Kids are just as busy as we are. Gone are the days when children would come home from school, deposit their lunchbox and backpack, grab a snack, and dash back out the door to play with their friends. Something happened to our kids’ playtime. They are involved in activities from dawn to dusk in part to provide childcare because both parents work. Also, because parenting is easier when the children are involved and not left to their own devices. You never know what kids will get into.
Organize your home so that kids can have free play when they are not at a scheduled activity. Put games and toys that need a little supervision up out of reach. Leave some toys and books on shelves within reach for them.
Make your kitchen child-friendly and put plastic plates and cups down low for them to access easily. Have an easy to reach spot where you keep some food the children can help themselves to like cereal and some snack foods.
Here are 3 reasons kids’ playtime is important:
Learn valuable life lessons
When children have time to play, either with siblings or neighborhood friends, they learn to share toys, to get along, and to compromise. As a former elementary school teacher, I can tell you that many schools have free time built into the academic day just for this very reason. Children will get into arguments over sharing toys and following the rules of a game. This is a part of life. Learning how to work together and arrive at a compromise is a valuable life skill. They need to have the freedom to solve these small problems on their own as youngsters. This will help them to be better equipped to solve such problems as they grow up.
Use their imagination
Free unstructured play invites children to use their imagination. Children can use empty cardboard boxes, building blocks, lego pieces and stuffed animals or action figures to tell their stories. When children are constantly participating in organized activities their imagination gets pushed to the back burner. Cultivate your child’s imagination by providing them with time to play on their own.
When my children were small, they would go into the backyard and do what they called ‘stream work’. They would take the children’s garden tools out of the garage and dig around in a small ditch that ran along the side of the driveway. My boys had a wonderful time just playing outside. I could see them from inside the house and kept tabs on what they were doing but this marvelous free play let them actively use their imagination on their own without my direct supervision.
It’s OK to be bored and do nothing
Teach your children that’s it’s ok to be bored, to sit around, and let your mind wander. Their mind may come up with a creative solution to a problem they have. They may decide to sit and have a conversation with you. How fabulous is that?

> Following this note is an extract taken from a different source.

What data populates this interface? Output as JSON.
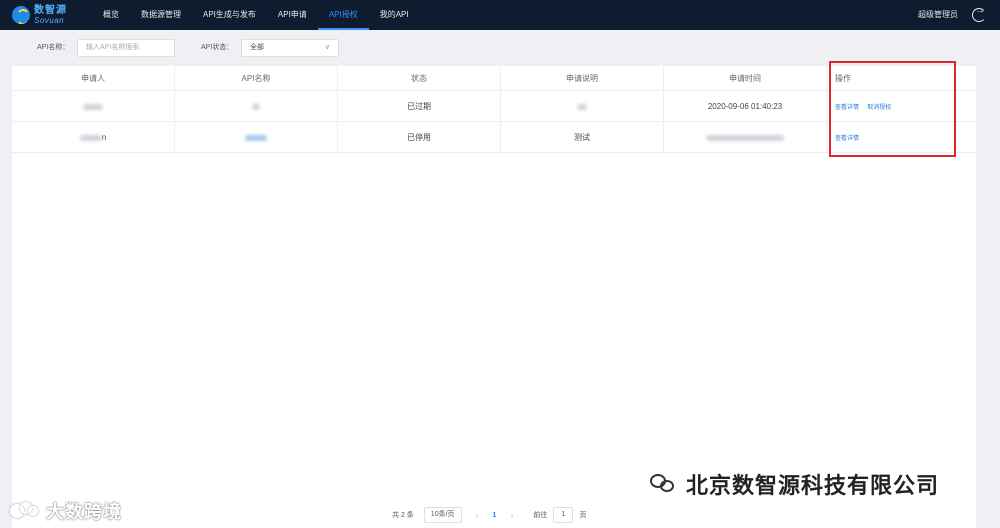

Do your best to resist having the phone or television be the antidote to boredom.
Provide your children with boundaries for using their phone or watching T.V. If they come to you complaining telling you they are bored, there’s nothing to do, tell them it’s ok. Yes. I know they will moan and groan but be strong. Give them options. Tell them they can read a book, take a nap, play with a sibling, help make dinner, or sit and do nothing. Let them know that you see value in kids’ playtime.
It takes some planning and organizing to create space in your day or week for kids’ playtime, but it is important. Kids’ playtime encourages your children to use their imagination and think creatively. Children learn valuable life lessons when they can solve the small problems that they come up against which in turn gives them self-confidence and promotes resilience.
Diane N. Quintana is a Certified Professional Organizer® ,a Certified Professional Organizer in Chronic Disorganization®, Master Trainer and owner of DNQ Solutions, LLC and co-owner of Release●Repurpose●Reorganize, LLC based in Atlanta, Georgia. Contact Diane for a free 30-minute consultation to find out how you can organize your time to incorporate more kids’ playtime into your children’s schedule.